NYM@ATL: Familia strikes out Uggla to end the game

WASHINGTON -- Barely a year removed from establishing himself among the game's top pitching prospects, reliever Jeurys Familia will undergo surgery Wednesday to remove "bone spurs and loose bodies from his right elbow," according to a release. General manager Sandy Alderson estimated that Familia can begin throwing again in "six to eight weeks."

Familia, 23, posted a 3.48 ERA in eight games this season, before the Mets placed him on the disabled list May 12 with right biceps tendinitis. He converted to relief work full-time late last summer, after producing a 4.73 ERA in 28 starts for Triple-A Buffalo.

Earlier that year, Familia ranked 90th on MLB.com's Prospect Watch, joining Zack Wheeler (28th) and Matt Harvey (38th) in one of baseball's most highly touted starting pitching trios. But while Harvey has dazzled as a big leaguer and Wheeler has developed into a top-10 prospect, Familia has yet to live up to expectations.

Still, the Mets believed they found a niche for Familia at the back end of the bullpen, where his lack of a reliable third pitch was not as glaring. Familia took to the role, showcasing a mid-90s fastball and even earning a save earlier this season in Atlanta, before elbow trouble derailed him.
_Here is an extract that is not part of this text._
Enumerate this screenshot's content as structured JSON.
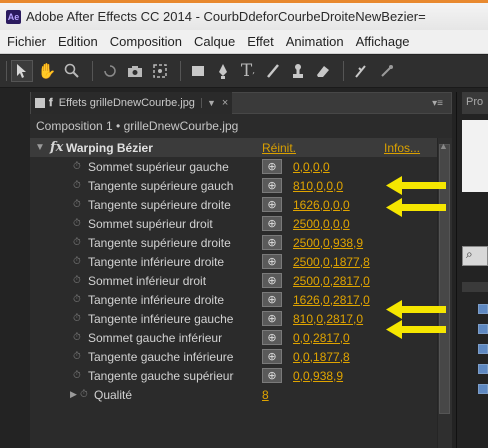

Though Alderson wrote in a text message that "six to eight weeks would be a good estimate" for Familia to resume throwing, the Mets offered no official timetable for his return. When former closer Frank Francisco underwent a similar procedure in mid-December, the Mets estimated he would begin a throwing program within six weeks. Francisco was indeed throwing by February, but later suffered a series of setbacks and is currently shut down.

Collins tempering expectations for Wheeler

Top Prospects: Zack Wheeler, RHP, Mets

WASHINGTON -- Potentially less than two weeks away from Zack Wheeler's big league debut, Mets manager Terry Collins made it clear that Wheeler alone will not transform the Mets.

"I hope everybody understands if and when this guy comes, he's not going to be the savior," Collins said of Wheeler, who is 4-1 with a 3.86 ERA at Triple-A Las Vegas. "There's a lot of pieces that have to work. One guy is not going to turn this around for us. It takes 25."

Wheeler, who is next scheduled to pitch for Vegas on Friday, could be approaching his final start in the Minors. Friday's outing may be his last if the Mets decide to debut him next week against either the Cardinals or the Cubs, or his second-to-last if Wheeler instead debuts the following week in Atlanta.

Nothing is set in stone, which Collins made clear. Which is why he refuses to think about the roster implications once Wheeler, the Mets' top pitching prospect as ranked by MLB.com, arrives.

"Everybody expects this to happen, and I don't know when it's going to happen," Collins said. "When the time comes, it'll probably be if someone's not pitching well, they've got to be a candidate to come out. If everybody's pitching good and this kid comes, then we'll have to make a decision on who would fit best someplace else."

When Wheeler does make it to the big leagues, Collins said he has no idea if the expectations that Matt Harvey inadvertently created -- namely, the notion that he will be great immediately -- will affect Wheeler positively or negatively. Collins does know that he purposely placed Harvey and Wheeler's lockers next to each other in Spring Training, hoping the elder pitcher might be able to dispense some advice.

"Did he?" Collins asked. "I have no idea."

The Mets should find out sooner rather than later.

"Certainly, everybody's excited because he's a prospect, and you look down the road with that arm and that stuff and he could be a good pitcher for a long time," Collins said. "But there's a lot of adjustments there that have to be made by him, as Matt made them."

Worth noting

• Left-hander Jon Niese will throw his anticipated side session Wednesday afternoon, which will determine whether he will be able to make his next start Saturday against the Marlins. Niese has not thrown since the Mets shut him down last week with a bout of left biceps tendinitis.

• Manager Terry Collins said that outfielder Kirk Nieuwenhuis is "back on the radar" after hitting his fourth home run in 10 games Tuesday for Triple-A Las Vegas. Mired in a slump for much of his early time in Nevada, Nieuwenhuis has hit safely in nine of his last 10 games, and could ultimately earn a promotion to replace one of the lesser-used outfielders on New York's roster.